Reproduce all of the records word for word, omitting the pictures.

--------------------

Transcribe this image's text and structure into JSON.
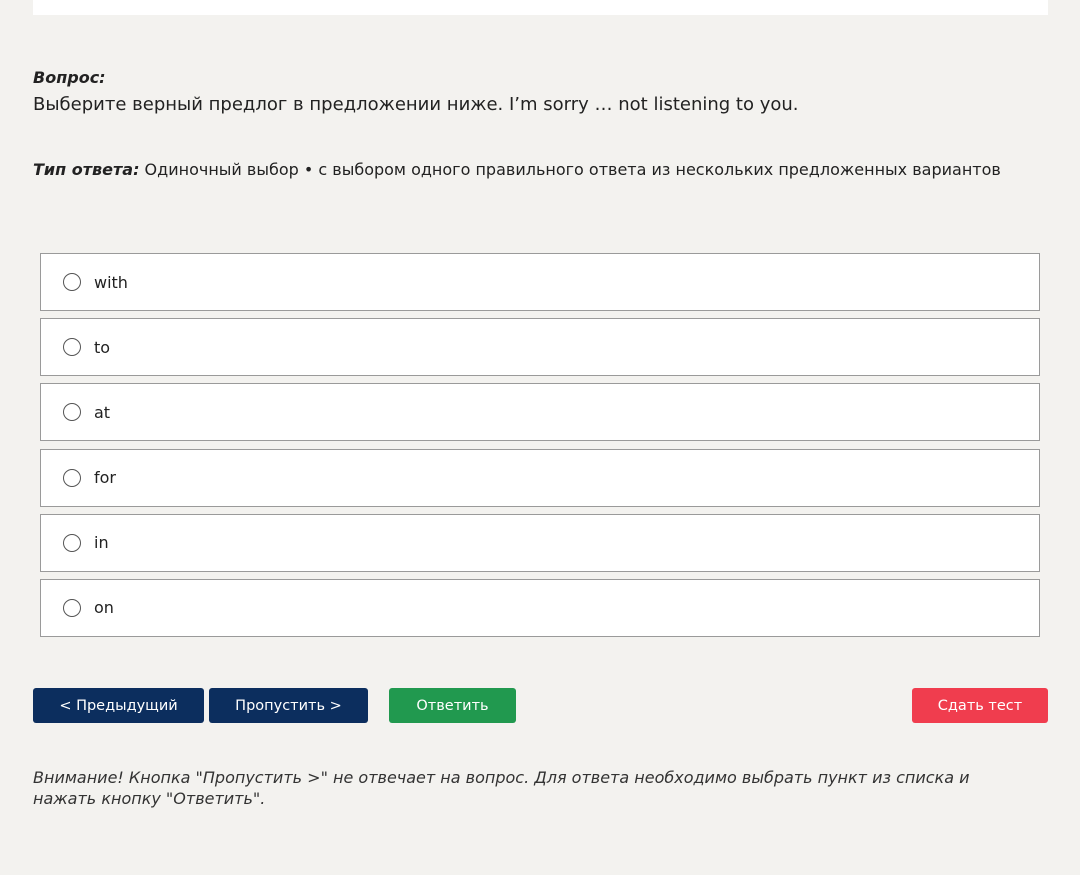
{
  "question": {
    "label": "Вопрос:",
    "text": "Выберите верный предлог в предложении ниже. I’m sorry … not listening to you."
  },
  "answer_type": {
    "label": "Тип ответа:",
    "value": " Одиночный выбор • с выбором одного правильного ответа из нескольких предложенных вариантов"
  },
  "options": [
    {
      "label": "with"
    },
    {
      "label": "to"
    },
    {
      "label": "at"
    },
    {
      "label": "for"
    },
    {
      "label": "in"
    },
    {
      "label": "on"
    }
  ],
  "buttons": {
    "prev": "< Предыдущий",
    "skip": "Пропустить >",
    "answer": "Ответить",
    "submit": "Сдать тест"
  },
  "notice": "Внимание! Кнопка \"Пропустить >\" не отвечает на вопрос. Для ответа необходимо выбрать пункт из списка и нажать кнопку \"Ответить\".",
  "colors": {
    "background": "#f3f2ef",
    "primary_button": "#0c2e5e",
    "answer_button": "#21994f",
    "submit_button": "#f03d4e"
  }
}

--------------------

▶ Worked solution:
Transcribe this image's text and structure into JSON.
{
  "question": {
    "label": "Вопрос:",
    "text": "Выберите верный предлог в предложении ниже. I’m sorry … not listening to you."
  },
  "answer_type": {
    "label": "Тип ответа:",
    "value": " Одиночный выбор • с выбором одного правильного ответа из нескольких предложенных вариантов"
  },
  "options": [
    {
      "label": "with"
    },
    {
      "label": "to"
    },
    {
      "label": "at"
    },
    {
      "label": "for"
    },
    {
      "label": "in"
    },
    {
      "label": "on"
    }
  ],
  "buttons": {
    "prev": "< Предыдущий",
    "skip": "Пропустить >",
    "answer": "Ответить",
    "submit": "Сдать тест"
  },
  "notice": "Внимание! Кнопка \"Пропустить >\" не отвечает на вопрос. Для ответа необходимо выбрать пункт из списка и нажать кнопку \"Ответить\".",
  "colors": {
    "background": "#f3f2ef",
    "primary_button": "#0c2e5e",
    "answer_button": "#21994f",
    "submit_button": "#f03d4e"
  }
}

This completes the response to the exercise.